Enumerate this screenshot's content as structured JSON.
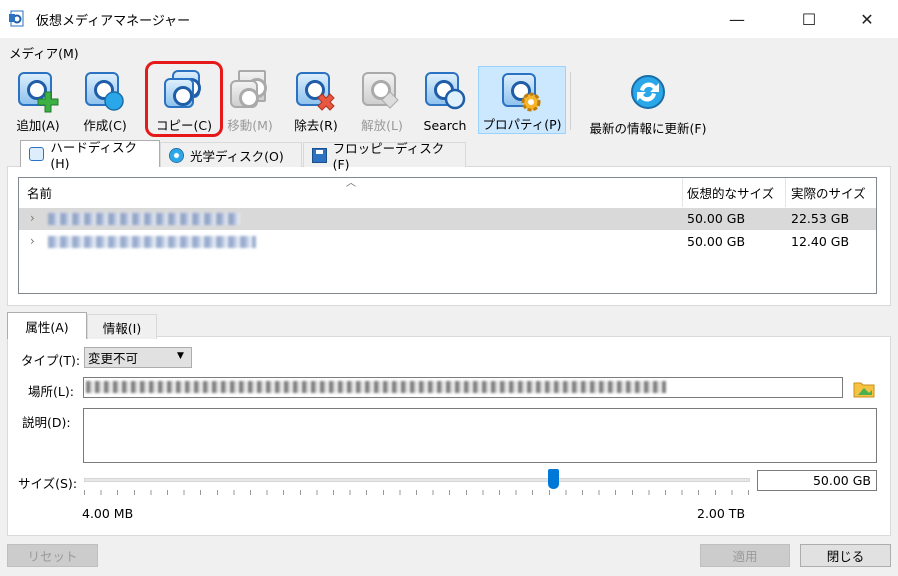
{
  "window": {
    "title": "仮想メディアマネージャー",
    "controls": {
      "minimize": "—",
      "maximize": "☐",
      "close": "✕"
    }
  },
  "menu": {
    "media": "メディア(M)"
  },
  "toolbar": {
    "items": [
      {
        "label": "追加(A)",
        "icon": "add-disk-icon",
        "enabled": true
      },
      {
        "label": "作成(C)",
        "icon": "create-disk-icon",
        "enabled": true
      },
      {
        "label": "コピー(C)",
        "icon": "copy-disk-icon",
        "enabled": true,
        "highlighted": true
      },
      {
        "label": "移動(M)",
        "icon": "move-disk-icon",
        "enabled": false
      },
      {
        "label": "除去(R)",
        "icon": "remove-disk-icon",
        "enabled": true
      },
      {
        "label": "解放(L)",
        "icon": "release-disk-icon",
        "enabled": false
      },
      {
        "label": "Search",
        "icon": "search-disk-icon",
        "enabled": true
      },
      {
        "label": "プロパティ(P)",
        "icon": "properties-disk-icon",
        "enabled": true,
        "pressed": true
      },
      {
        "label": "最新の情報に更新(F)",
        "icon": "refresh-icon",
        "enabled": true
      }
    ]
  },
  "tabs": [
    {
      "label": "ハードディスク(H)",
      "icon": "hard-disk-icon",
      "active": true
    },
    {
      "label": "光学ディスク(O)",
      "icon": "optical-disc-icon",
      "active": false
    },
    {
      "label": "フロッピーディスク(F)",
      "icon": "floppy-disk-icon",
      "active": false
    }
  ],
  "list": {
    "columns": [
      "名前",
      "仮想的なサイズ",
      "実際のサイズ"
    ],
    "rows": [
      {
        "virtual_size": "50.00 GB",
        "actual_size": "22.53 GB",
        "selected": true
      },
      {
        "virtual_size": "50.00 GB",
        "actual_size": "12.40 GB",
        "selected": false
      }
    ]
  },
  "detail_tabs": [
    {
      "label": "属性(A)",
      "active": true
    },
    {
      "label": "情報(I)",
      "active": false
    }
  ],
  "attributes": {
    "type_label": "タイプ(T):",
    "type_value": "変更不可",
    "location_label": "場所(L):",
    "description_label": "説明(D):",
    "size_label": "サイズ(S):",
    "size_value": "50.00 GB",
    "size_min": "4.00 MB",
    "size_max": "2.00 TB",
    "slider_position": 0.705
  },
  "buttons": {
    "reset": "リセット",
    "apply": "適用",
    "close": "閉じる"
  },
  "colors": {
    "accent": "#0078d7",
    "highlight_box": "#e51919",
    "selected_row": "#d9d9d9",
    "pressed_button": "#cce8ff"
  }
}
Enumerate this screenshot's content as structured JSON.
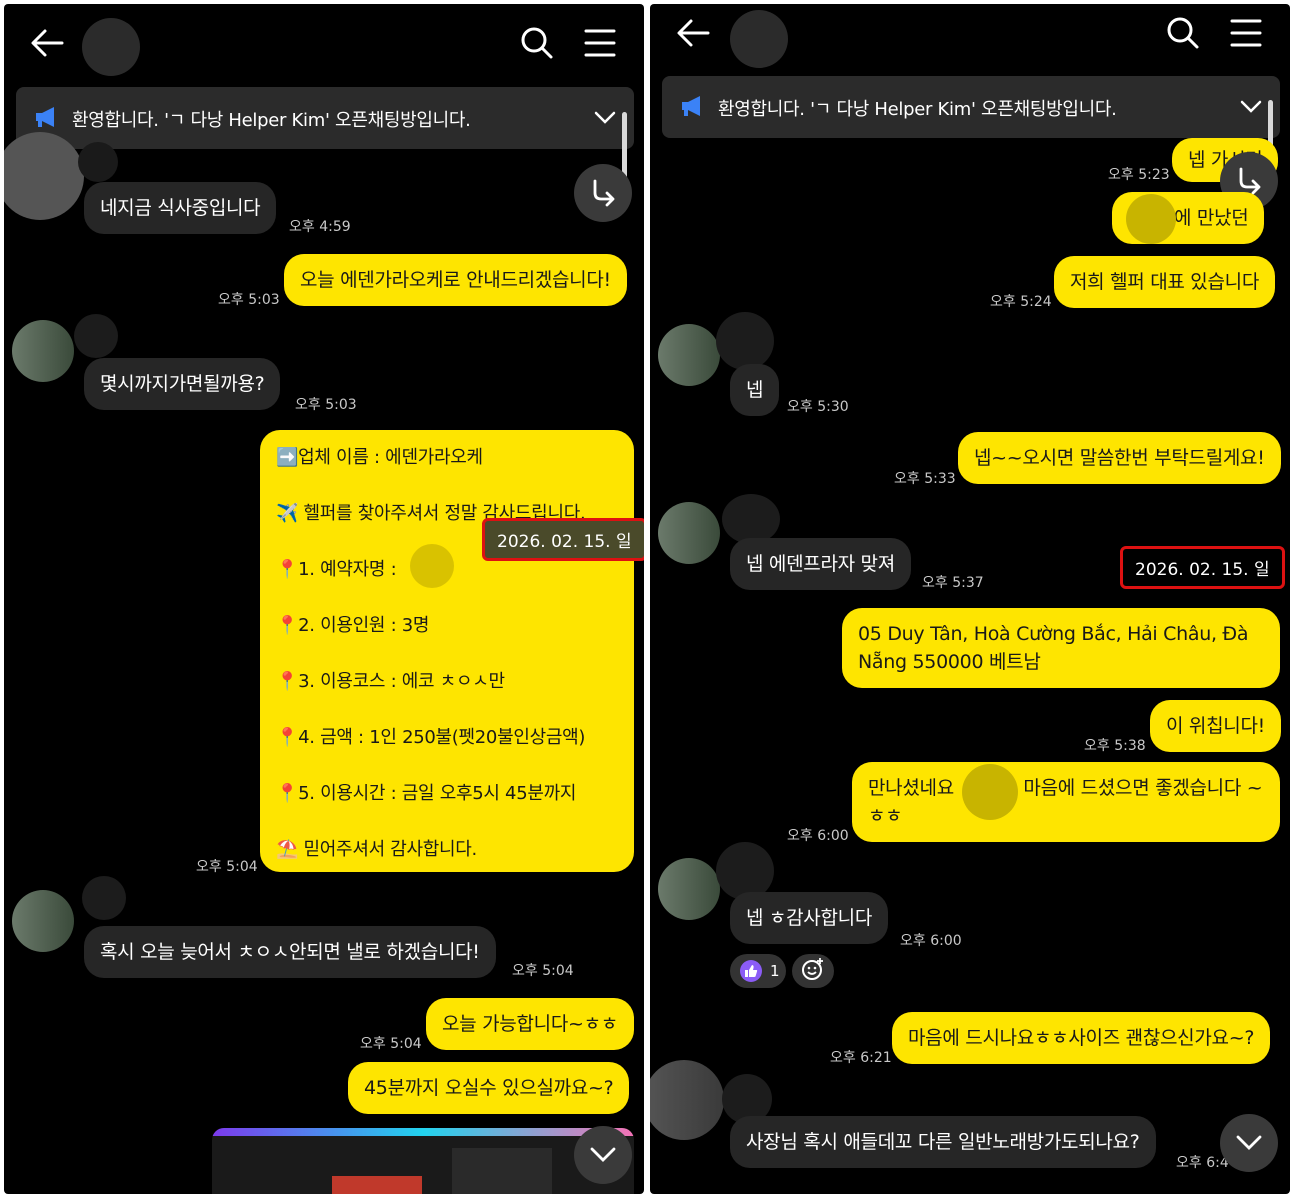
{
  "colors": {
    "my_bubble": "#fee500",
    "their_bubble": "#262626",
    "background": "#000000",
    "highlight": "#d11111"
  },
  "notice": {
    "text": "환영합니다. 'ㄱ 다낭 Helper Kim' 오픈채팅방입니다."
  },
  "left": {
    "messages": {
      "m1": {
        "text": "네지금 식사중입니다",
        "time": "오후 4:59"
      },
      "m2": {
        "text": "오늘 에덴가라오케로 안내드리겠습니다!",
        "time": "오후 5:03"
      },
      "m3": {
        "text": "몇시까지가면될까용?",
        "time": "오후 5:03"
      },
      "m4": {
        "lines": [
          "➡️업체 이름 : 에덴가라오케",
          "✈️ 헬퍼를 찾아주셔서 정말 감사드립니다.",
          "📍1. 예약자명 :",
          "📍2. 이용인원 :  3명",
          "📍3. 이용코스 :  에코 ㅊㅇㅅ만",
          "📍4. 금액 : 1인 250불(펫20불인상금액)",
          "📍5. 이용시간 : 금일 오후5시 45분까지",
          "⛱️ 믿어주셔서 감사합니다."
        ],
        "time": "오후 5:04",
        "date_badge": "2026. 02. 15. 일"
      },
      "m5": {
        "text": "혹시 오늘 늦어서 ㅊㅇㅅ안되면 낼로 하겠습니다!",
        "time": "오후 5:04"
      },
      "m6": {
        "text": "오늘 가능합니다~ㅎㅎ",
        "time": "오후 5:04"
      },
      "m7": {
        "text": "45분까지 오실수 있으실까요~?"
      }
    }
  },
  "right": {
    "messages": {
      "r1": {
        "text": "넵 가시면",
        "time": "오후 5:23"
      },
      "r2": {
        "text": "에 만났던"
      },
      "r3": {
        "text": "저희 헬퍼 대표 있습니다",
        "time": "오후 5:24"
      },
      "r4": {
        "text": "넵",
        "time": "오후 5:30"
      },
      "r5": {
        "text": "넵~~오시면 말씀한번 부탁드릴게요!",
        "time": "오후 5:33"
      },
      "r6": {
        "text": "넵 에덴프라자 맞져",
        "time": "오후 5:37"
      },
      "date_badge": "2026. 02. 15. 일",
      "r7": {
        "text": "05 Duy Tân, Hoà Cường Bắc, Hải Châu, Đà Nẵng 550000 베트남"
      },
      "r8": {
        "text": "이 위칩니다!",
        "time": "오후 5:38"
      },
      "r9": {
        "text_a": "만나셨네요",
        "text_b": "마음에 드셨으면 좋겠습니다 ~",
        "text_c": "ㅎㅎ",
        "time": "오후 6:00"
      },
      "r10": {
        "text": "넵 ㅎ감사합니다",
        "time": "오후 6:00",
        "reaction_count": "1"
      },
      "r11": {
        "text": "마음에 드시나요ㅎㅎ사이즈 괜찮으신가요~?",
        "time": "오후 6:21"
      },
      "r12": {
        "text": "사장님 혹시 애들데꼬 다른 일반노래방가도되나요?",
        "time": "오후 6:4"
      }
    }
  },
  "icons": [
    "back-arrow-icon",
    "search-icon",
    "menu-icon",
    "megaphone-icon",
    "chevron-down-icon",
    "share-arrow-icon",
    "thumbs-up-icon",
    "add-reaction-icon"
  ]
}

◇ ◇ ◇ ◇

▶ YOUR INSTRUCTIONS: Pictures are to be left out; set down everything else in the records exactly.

▶ RESPONSE BOX:
Enumerate this screenshot's content as structured JSON.
{
  "window": {
    "title": "仮想メディアマネージャー",
    "controls": {
      "minimize": "—",
      "maximize": "☐",
      "close": "✕"
    }
  },
  "menu": {
    "media": "メディア(M)"
  },
  "toolbar": {
    "items": [
      {
        "label": "追加(A)",
        "icon": "add-disk-icon",
        "enabled": true
      },
      {
        "label": "作成(C)",
        "icon": "create-disk-icon",
        "enabled": true
      },
      {
        "label": "コピー(C)",
        "icon": "copy-disk-icon",
        "enabled": true,
        "highlighted": true
      },
      {
        "label": "移動(M)",
        "icon": "move-disk-icon",
        "enabled": false
      },
      {
        "label": "除去(R)",
        "icon": "remove-disk-icon",
        "enabled": true
      },
      {
        "label": "解放(L)",
        "icon": "release-disk-icon",
        "enabled": false
      },
      {
        "label": "Search",
        "icon": "search-disk-icon",
        "enabled": true
      },
      {
        "label": "プロパティ(P)",
        "icon": "properties-disk-icon",
        "enabled": true,
        "pressed": true
      },
      {
        "label": "最新の情報に更新(F)",
        "icon": "refresh-icon",
        "enabled": true
      }
    ]
  },
  "tabs": [
    {
      "label": "ハードディスク(H)",
      "icon": "hard-disk-icon",
      "active": true
    },
    {
      "label": "光学ディスク(O)",
      "icon": "optical-disc-icon",
      "active": false
    },
    {
      "label": "フロッピーディスク(F)",
      "icon": "floppy-disk-icon",
      "active": false
    }
  ],
  "list": {
    "columns": [
      "名前",
      "仮想的なサイズ",
      "実際のサイズ"
    ],
    "rows": [
      {
        "virtual_size": "50.00 GB",
        "actual_size": "22.53 GB",
        "selected": true
      },
      {
        "virtual_size": "50.00 GB",
        "actual_size": "12.40 GB",
        "selected": false
      }
    ]
  },
  "detail_tabs": [
    {
      "label": "属性(A)",
      "active": true
    },
    {
      "label": "情報(I)",
      "active": false
    }
  ],
  "attributes": {
    "type_label": "タイプ(T):",
    "type_value": "変更不可",
    "location_label": "場所(L):",
    "description_label": "説明(D):",
    "size_label": "サイズ(S):",
    "size_value": "50.00 GB",
    "size_min": "4.00 MB",
    "size_max": "2.00 TB",
    "slider_position": 0.705
  },
  "buttons": {
    "reset": "リセット",
    "apply": "適用",
    "close": "閉じる"
  },
  "colors": {
    "accent": "#0078d7",
    "highlight_box": "#e51919",
    "selected_row": "#d9d9d9",
    "pressed_button": "#cce8ff"
  }
}
Enumerate this screenshot's content as structured JSON.
{
  "colors": {
    "my_bubble": "#fee500",
    "their_bubble": "#262626",
    "background": "#000000",
    "highlight": "#d11111"
  },
  "notice": {
    "text": "환영합니다. 'ㄱ 다낭 Helper Kim' 오픈채팅방입니다."
  },
  "left": {
    "messages": {
      "m1": {
        "text": "네지금 식사중입니다",
        "time": "오후 4:59"
      },
      "m2": {
        "text": "오늘 에덴가라오케로 안내드리겠습니다!",
        "time": "오후 5:03"
      },
      "m3": {
        "text": "몇시까지가면될까용?",
        "time": "오후 5:03"
      },
      "m4": {
        "lines": [
          "➡️업체 이름 : 에덴가라오케",
          "✈️ 헬퍼를 찾아주셔서 정말 감사드립니다.",
          "📍1. 예약자명 :",
          "📍2. 이용인원 :  3명",
          "📍3. 이용코스 :  에코 ㅊㅇㅅ만",
          "📍4. 금액 : 1인 250불(펫20불인상금액)",
          "📍5. 이용시간 : 금일 오후5시 45분까지",
          "⛱️ 믿어주셔서 감사합니다."
        ],
        "time": "오후 5:04",
        "date_badge": "2026. 02. 15. 일"
      },
      "m5": {
        "text": "혹시 오늘 늦어서 ㅊㅇㅅ안되면 낼로 하겠습니다!",
        "time": "오후 5:04"
      },
      "m6": {
        "text": "오늘 가능합니다~ㅎㅎ",
        "time": "오후 5:04"
      },
      "m7": {
        "text": "45분까지 오실수 있으실까요~?"
      }
    }
  },
  "right": {
    "messages": {
      "r1": {
        "text": "넵 가시면",
        "time": "오후 5:23"
      },
      "r2": {
        "text": "에 만났던"
      },
      "r3": {
        "text": "저희 헬퍼 대표 있습니다",
        "time": "오후 5:24"
      },
      "r4": {
        "text": "넵",
        "time": "오후 5:30"
      },
      "r5": {
        "text": "넵~~오시면 말씀한번 부탁드릴게요!",
        "time": "오후 5:33"
      },
      "r6": {
        "text": "넵 에덴프라자 맞져",
        "time": "오후 5:37"
      },
      "date_badge": "2026. 02. 15. 일",
      "r7": {
        "text": "05 Duy Tân, Hoà Cường Bắc, Hải Châu, Đà Nẵng 550000 베트남"
      },
      "r8": {
        "text": "이 위칩니다!",
        "time": "오후 5:38"
      },
      "r9": {
        "text_a": "만나셨네요",
        "text_b": "마음에 드셨으면 좋겠습니다 ~",
        "text_c": "ㅎㅎ",
        "time": "오후 6:00"
      },
      "r10": {
        "text": "넵 ㅎ감사합니다",
        "time": "오후 6:00",
        "reaction_count": "1"
      },
      "r11": {
        "text": "마음에 드시나요ㅎㅎ사이즈 괜찮으신가요~?",
        "time": "오후 6:21"
      },
      "r12": {
        "text": "사장님 혹시 애들데꼬 다른 일반노래방가도되나요?",
        "time": "오후 6:4"
      }
    }
  },
  "icons": [
    "back-arrow-icon",
    "search-icon",
    "menu-icon",
    "megaphone-icon",
    "chevron-down-icon",
    "share-arrow-icon",
    "thumbs-up-icon",
    "add-reaction-icon"
  ]
}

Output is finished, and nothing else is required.